Following former Foreign Service Officer Judy Buelow’s lecture on Practical Peace Building in Mali, a few questions came to my mind. Can international intervention end a civil conflict effectively? How can outsiders bring peace to a nation ravaged by the total collapse of its government post-coup d’état, torn apart by Islamic militant groups? After pondering these questions for a while and connecting the dots, it seems to me that Mali serves as a notable example of how modern international intervention could work in the future.

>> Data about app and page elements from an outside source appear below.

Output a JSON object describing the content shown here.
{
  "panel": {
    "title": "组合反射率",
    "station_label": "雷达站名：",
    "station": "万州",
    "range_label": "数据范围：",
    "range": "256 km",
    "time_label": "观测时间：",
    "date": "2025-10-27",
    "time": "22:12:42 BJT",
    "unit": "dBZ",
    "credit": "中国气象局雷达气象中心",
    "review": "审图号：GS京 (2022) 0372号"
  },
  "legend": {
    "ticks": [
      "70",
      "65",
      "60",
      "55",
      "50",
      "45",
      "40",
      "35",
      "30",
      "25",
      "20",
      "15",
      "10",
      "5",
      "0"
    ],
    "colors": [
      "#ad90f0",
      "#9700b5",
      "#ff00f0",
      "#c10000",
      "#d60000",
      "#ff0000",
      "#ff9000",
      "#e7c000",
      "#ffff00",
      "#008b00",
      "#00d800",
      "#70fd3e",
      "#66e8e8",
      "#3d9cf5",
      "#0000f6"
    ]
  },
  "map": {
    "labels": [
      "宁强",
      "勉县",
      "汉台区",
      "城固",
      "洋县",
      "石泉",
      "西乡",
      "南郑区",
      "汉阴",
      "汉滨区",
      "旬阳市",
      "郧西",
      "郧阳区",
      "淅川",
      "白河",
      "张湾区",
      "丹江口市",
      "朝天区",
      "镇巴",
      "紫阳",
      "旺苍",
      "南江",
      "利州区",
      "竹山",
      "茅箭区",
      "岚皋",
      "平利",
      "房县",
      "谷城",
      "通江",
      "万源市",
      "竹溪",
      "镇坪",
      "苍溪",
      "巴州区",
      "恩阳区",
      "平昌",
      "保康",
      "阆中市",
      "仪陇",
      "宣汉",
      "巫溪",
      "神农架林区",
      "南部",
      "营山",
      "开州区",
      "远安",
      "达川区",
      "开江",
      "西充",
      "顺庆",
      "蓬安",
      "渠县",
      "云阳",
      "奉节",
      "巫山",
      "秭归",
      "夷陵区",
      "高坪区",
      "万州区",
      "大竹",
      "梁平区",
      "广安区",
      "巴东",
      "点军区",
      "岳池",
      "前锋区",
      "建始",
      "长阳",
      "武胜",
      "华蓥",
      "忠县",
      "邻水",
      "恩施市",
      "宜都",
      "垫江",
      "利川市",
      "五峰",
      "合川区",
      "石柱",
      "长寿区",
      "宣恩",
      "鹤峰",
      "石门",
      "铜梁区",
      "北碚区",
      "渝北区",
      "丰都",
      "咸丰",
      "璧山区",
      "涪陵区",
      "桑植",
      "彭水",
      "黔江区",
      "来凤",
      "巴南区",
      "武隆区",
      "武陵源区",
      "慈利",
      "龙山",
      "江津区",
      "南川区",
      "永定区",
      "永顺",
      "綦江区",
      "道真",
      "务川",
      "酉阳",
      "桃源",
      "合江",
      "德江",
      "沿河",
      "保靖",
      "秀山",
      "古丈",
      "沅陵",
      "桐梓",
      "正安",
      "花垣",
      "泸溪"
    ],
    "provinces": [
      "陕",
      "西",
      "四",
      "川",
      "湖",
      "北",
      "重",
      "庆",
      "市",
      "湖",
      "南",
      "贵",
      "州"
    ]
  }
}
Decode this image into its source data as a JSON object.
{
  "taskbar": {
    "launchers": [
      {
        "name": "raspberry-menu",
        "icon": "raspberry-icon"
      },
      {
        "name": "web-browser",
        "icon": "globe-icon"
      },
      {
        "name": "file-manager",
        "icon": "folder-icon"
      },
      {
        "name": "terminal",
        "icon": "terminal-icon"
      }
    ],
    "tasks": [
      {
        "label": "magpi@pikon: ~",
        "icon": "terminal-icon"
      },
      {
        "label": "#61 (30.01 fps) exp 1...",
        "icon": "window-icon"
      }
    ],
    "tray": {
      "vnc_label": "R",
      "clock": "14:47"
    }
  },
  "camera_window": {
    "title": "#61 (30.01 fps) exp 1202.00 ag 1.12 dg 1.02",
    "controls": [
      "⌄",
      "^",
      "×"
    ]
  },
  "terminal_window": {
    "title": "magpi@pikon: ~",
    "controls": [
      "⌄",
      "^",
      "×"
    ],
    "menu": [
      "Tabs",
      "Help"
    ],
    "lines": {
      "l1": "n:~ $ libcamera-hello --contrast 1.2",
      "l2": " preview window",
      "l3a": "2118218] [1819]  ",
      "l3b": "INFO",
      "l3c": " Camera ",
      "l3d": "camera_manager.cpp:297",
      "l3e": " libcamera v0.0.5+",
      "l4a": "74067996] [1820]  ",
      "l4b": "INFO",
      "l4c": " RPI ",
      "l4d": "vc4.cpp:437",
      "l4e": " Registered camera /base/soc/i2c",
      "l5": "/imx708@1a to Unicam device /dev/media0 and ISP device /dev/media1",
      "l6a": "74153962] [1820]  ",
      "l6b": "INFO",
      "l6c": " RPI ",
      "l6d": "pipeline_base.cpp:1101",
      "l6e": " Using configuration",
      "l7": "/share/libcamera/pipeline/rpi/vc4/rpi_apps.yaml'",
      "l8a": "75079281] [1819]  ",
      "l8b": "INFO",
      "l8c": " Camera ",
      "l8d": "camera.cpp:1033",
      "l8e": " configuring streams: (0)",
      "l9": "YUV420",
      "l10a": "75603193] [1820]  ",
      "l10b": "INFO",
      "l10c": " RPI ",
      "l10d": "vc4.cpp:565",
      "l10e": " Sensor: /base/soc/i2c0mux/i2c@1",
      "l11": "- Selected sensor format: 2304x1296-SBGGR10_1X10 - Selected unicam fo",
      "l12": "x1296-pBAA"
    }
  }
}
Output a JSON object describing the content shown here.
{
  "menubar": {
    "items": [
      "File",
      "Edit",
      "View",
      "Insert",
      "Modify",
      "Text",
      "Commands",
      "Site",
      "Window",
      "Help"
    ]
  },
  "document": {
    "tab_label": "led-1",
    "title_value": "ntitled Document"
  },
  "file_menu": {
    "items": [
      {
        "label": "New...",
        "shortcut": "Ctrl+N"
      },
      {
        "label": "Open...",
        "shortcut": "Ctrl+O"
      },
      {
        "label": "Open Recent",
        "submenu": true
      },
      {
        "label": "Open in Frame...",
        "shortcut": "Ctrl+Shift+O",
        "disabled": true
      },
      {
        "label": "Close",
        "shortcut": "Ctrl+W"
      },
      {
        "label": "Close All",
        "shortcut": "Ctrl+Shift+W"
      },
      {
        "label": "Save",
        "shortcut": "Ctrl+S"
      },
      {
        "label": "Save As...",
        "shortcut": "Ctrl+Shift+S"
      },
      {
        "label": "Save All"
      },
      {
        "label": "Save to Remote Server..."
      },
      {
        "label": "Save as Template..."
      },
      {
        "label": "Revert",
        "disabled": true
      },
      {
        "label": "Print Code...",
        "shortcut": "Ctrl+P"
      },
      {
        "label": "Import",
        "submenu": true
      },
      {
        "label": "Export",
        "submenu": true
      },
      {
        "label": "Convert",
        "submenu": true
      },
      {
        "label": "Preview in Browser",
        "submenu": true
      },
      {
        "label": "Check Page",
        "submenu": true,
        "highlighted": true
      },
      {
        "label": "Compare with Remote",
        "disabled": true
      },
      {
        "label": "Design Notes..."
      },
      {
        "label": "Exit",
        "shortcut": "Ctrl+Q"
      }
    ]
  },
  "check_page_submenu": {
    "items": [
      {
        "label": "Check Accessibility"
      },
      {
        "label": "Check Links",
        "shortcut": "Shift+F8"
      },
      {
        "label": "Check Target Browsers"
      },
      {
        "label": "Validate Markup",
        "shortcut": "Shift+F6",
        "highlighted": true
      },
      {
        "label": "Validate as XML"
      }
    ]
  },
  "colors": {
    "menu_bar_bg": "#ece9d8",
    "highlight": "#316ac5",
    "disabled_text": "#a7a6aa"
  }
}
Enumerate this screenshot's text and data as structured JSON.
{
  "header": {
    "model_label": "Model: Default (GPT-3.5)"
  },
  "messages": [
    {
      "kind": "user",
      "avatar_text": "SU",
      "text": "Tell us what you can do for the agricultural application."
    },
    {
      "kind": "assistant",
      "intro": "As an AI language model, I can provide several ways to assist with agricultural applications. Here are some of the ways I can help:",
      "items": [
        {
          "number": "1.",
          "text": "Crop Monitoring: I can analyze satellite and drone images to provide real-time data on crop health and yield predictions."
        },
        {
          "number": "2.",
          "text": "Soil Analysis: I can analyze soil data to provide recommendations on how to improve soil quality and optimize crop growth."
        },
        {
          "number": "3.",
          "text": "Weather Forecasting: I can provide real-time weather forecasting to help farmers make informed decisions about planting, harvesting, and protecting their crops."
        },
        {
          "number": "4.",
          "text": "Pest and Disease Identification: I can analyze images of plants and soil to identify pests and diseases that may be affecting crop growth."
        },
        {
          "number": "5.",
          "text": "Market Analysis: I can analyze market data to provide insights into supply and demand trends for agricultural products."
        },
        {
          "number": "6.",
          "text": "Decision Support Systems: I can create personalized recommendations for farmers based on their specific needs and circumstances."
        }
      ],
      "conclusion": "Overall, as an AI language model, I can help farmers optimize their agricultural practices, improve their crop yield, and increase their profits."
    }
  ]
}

Before delving into the policy and peace process of Mali, let’s start with some context. Mali is a nation landlocked in West Africa. It is arid and, unfortunately, quite poor. While Mali held democratic elections and regular transfers of power were the style since 1992, voter turnout had always been traditionally low. The nation’s electorate had always felt alienated from its political class. An estimated 90% of Malians identify as Muslim, yet many support the secular state. The African nation is ripe with ethnic groups, but most notably and pertinent to the 2012/13 conflict is the Taureg minority in the north portion of Mali. The Tuaregs have a history of marginalization and insurgency in the north.
The 2011 Libyan revolution acted as a catalyst for the events in Mali. After the culmination of the initial Libyan conflict, Tuareg mercenaries returned back to Mali, creating a huge influx of weapons in the northern part of the state. Leaders of the Tuareg began to vie for an independent Tuareg state and it did not take long before opportunistic Islamist and criminal groups joined the effort, including Al Qaida in the Islamic Maghreb. Before long, the armed groups occupied the northern half of the state. Amongst the turmoil, the south began to fall apart as well. The elected president fled the country and a junta seized control of the government in Bamako on March 22, 2012.
Former Foreign Service Officer Judy Buelow categorizes the following intervention into four distinct phases: the immediate emergency response, implementation, offensive and counter-offensive, and commencement of the peace process. Following the coup d’état, the Economic Community of West African States (ECOWAS) opened an immediate dialogue with Mali with Burkina Faso’s President Blaise Compaoré and placed hefty economic sanctions on the landlocked nation (a crippling move by the coalition). Not long after, the military junta handed off power to a transitional government in the south which promised to organize a national dialogue with the Malian stakeholders in the conflict, conduct democratic elections, and to extend the mandate of Malian Parliament until those elections took place. Yet, in contraposition, the northern militants faced no serious challenge and continued their occupation.
The United Nations Security Council requested the African Union to refine its planning and goals for an African intervention force, and delayed authorizing the proposed force for several months while it sought to open a negotiation track. On the eve of negotiations in early 2013, Islamic extremists attacked many key areas in the midlands and south. The United States was barred by law from assisting the Malian military directly, because it had overthrown the elected Malian government in a coup. In response, France deploys 4,000 troops to Mali and launches a counter-offensive in a quest to keep international peace and security. The northern militant groups had only banned together long enough to take over the North, but they soon began to fight each other. The combined power of the French and ECOWAS intervention troops quickly took back the North from the militant groups. The success of the counter-offensive left the junta discredited and political alliances reconfigured. Soon after, Parliament was able to unanimously approve the Roadmap for transition and the Malian Council of Ministers issued decrees establishing Council for National Dialogue. Peacekeeping troops and police forces under the command of the United Nations and a parallel French force are authorized by United Nations Security Council Resolution 2100. Soon afterwards, peaceful presidential and parliamentary elections are conducted.
I find that the Mali model of international intervention is a recent example of what intervention can look like for the future. As we can see, no single entity saved Mali, it took multilateral action. There was a clear channel for negotiation through the facilitation of Burkinabe President Campaore; the parties involved with the conflict were not always ready to negotiate, but when they came to that point, they knew where to go. International organizations were key to the peace process. The coordination involved between organizations such as the African Union, ECOWAS, French, and UN promoted the process instead of stifling each other’s work. This trend of using regional coalitions who have a direct stake in the situation, who have gone through similar conflicts in the past, is a trend of the future. Every international intervention will end at some point. The success of these events is measured not in the amount of foreign aid to the peace process, but by the success of Malians as they begin to stand on their own two feet once again. Ultimately, it is up to the Malians to create peace in their state.
Disclaimer: The views and opinions expressed in this blog are those of the author and do not necessarily reflect those of the Reiff Center For Human Rights and Conflict Resolution or Christopher Newport University.